Records to process
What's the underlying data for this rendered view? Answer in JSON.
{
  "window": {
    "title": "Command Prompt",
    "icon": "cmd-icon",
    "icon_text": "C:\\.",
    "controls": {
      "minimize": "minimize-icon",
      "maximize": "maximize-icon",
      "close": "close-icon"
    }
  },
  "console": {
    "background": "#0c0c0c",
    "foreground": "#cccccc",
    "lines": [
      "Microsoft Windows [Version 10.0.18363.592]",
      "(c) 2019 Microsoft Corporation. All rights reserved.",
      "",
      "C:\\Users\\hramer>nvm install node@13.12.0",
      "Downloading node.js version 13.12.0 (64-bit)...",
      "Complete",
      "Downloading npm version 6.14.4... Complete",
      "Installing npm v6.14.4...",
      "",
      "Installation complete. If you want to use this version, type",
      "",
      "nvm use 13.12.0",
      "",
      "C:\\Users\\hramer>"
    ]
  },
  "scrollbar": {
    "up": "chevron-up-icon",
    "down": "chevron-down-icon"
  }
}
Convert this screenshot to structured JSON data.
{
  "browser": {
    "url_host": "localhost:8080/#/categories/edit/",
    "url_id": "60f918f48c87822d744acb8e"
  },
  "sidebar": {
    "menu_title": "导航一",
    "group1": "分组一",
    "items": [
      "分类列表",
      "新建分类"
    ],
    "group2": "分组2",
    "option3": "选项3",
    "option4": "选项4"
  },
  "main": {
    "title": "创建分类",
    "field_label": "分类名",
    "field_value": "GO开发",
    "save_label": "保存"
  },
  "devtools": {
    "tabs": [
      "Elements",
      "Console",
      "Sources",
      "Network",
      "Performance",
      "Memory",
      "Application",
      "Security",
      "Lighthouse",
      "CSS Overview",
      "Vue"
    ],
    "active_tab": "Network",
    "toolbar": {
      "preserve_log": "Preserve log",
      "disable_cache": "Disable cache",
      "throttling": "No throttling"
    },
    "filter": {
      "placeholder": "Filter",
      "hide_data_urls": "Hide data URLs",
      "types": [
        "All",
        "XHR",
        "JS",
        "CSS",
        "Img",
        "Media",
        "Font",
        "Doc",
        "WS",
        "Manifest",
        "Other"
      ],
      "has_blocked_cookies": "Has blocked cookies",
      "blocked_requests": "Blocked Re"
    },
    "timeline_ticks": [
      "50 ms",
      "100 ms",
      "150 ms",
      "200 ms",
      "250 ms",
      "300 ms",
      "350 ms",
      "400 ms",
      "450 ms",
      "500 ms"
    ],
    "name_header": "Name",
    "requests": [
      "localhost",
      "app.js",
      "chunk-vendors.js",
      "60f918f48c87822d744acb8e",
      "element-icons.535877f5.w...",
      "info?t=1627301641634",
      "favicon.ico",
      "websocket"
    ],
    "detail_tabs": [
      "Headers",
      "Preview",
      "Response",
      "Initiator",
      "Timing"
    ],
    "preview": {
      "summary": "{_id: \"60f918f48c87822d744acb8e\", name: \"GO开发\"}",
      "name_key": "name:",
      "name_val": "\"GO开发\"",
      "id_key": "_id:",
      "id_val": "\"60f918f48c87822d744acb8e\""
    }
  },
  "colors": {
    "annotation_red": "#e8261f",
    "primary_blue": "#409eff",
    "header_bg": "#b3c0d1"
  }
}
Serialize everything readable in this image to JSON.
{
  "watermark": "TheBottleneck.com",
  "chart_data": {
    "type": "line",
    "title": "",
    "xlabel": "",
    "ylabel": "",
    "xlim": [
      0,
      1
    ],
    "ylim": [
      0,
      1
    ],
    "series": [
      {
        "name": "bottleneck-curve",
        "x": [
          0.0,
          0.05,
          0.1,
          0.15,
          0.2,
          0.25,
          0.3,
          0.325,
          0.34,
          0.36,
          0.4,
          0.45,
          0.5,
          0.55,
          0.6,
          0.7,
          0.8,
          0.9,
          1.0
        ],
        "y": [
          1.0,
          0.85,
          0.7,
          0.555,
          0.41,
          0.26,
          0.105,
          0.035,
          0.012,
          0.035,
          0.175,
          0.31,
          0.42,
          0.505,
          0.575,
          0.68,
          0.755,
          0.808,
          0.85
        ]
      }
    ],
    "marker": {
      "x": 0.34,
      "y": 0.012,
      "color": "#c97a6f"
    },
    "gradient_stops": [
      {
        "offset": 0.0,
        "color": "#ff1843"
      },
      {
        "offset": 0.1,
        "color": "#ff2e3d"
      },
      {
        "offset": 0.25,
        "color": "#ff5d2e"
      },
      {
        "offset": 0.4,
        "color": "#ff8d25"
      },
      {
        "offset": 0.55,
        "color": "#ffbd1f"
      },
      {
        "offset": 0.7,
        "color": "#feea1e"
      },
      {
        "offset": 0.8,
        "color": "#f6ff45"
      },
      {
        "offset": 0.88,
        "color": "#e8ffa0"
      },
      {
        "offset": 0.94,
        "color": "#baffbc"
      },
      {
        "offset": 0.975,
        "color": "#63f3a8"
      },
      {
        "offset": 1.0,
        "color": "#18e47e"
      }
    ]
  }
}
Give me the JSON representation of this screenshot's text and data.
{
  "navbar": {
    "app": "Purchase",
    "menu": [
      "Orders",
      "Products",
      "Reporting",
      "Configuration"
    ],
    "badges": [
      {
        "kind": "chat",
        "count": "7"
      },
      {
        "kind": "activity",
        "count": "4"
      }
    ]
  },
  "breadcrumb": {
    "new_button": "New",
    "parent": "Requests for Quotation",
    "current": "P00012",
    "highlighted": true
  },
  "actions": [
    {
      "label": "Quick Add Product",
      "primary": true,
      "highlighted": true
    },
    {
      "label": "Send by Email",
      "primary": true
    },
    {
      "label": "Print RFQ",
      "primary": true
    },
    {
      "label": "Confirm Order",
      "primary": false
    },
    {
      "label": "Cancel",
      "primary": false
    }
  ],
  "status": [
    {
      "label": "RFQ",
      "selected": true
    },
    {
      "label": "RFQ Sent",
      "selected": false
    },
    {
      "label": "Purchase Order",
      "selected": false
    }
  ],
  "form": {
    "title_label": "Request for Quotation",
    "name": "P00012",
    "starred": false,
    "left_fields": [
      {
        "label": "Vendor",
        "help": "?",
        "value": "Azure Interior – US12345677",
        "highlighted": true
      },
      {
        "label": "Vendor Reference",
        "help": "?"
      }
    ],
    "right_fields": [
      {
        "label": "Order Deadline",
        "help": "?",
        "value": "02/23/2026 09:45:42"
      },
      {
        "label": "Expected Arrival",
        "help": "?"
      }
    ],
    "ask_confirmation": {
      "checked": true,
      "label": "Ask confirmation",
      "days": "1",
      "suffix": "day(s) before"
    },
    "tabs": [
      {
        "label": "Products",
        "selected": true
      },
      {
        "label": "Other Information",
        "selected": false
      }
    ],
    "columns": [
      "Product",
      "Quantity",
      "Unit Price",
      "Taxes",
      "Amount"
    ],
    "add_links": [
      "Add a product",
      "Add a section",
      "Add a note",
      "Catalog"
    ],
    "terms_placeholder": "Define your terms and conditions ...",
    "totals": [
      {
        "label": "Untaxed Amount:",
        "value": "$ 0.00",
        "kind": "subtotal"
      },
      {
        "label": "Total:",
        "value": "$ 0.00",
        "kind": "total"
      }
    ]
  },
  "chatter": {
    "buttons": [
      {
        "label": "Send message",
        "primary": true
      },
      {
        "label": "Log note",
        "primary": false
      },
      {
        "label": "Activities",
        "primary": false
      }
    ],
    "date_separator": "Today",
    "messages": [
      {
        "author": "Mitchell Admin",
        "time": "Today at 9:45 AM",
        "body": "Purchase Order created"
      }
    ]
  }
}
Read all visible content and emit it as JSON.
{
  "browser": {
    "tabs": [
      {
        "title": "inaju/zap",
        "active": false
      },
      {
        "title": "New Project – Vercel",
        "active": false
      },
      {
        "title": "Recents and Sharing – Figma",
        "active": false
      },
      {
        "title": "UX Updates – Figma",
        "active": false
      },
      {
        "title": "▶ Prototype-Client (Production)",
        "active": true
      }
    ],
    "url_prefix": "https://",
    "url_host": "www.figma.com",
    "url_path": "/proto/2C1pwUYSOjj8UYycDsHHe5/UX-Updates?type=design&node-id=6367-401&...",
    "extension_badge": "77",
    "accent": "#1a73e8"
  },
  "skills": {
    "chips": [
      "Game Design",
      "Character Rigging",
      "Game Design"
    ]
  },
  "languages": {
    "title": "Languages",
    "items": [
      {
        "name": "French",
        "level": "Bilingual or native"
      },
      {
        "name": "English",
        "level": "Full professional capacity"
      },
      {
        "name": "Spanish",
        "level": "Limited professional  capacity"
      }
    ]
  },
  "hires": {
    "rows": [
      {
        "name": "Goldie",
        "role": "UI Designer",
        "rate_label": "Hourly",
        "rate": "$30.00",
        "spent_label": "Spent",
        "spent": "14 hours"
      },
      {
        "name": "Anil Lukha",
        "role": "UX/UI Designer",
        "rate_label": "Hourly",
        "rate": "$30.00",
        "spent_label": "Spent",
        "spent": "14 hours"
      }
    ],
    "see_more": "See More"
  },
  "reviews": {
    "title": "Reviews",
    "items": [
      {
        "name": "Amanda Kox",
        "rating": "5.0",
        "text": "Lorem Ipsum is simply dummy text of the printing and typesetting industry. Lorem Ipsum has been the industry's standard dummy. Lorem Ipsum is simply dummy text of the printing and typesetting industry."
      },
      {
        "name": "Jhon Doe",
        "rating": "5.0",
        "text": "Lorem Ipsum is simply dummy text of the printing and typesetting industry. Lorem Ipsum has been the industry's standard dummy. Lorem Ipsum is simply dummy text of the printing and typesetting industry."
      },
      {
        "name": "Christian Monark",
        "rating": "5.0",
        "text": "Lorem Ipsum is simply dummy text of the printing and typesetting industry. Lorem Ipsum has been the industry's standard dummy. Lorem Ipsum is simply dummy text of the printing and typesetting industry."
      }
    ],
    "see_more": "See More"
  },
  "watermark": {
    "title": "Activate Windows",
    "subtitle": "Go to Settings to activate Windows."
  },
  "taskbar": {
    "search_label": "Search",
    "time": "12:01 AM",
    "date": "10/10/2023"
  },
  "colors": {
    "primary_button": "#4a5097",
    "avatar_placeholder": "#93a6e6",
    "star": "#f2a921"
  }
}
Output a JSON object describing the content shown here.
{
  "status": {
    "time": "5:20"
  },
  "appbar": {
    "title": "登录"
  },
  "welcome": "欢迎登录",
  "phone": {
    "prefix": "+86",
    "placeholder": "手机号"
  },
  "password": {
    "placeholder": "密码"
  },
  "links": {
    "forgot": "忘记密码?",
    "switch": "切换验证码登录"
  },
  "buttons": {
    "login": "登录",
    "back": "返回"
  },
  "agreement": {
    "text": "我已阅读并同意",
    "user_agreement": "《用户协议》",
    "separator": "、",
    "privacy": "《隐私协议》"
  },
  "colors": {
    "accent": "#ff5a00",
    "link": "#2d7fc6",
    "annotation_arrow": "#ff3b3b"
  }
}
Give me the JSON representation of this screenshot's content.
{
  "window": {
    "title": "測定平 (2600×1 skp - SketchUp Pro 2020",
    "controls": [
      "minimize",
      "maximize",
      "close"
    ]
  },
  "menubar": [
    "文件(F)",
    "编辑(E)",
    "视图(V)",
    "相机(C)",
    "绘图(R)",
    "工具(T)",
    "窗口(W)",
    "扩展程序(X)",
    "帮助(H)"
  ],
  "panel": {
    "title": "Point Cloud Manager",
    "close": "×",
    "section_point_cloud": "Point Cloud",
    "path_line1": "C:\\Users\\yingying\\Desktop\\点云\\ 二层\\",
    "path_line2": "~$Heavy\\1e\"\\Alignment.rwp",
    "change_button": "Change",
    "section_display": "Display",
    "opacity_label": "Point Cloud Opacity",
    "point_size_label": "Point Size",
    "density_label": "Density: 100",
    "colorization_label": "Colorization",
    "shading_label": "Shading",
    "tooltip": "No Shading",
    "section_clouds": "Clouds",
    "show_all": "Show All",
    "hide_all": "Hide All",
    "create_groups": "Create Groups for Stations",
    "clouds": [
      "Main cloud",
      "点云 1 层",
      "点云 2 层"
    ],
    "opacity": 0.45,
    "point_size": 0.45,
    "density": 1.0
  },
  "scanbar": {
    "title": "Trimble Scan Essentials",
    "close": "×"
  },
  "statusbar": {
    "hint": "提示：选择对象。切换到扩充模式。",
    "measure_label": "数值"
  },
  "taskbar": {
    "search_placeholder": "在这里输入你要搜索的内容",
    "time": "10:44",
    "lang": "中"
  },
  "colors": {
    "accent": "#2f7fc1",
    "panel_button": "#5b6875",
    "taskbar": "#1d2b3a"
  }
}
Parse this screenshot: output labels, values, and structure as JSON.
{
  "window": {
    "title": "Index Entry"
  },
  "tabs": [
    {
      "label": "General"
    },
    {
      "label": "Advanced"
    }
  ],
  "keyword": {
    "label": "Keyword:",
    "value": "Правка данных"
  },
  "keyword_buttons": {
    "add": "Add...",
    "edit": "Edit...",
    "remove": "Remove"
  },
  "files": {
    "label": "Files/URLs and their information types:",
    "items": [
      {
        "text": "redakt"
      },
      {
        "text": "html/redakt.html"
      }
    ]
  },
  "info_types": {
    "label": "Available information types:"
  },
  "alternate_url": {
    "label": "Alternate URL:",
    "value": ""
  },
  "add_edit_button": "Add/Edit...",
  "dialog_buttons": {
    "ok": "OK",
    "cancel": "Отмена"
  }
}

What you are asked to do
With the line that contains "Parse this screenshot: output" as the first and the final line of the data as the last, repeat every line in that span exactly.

Problem solution
Parse this screenshot: output labels, values, and structure as JSON.
{
  "window": {
    "title": "Index Entry"
  },
  "tabs": [
    {
      "label": "General"
    },
    {
      "label": "Advanced"
    }
  ],
  "keyword": {
    "label": "Keyword:",
    "value": "Правка данных"
  },
  "keyword_buttons": {
    "add": "Add...",
    "edit": "Edit...",
    "remove": "Remove"
  },
  "files": {
    "label": "Files/URLs and their information types:",
    "items": [
      {
        "text": "redakt"
      },
      {
        "text": "html/redakt.html"
      }
    ]
  },
  "info_types": {
    "label": "Available information types:"
  },
  "alternate_url": {
    "label": "Alternate URL:",
    "value": ""
  },
  "add_edit_button": "Add/Edit...",
  "dialog_buttons": {
    "ok": "OK",
    "cancel": "Отмена"
  }
}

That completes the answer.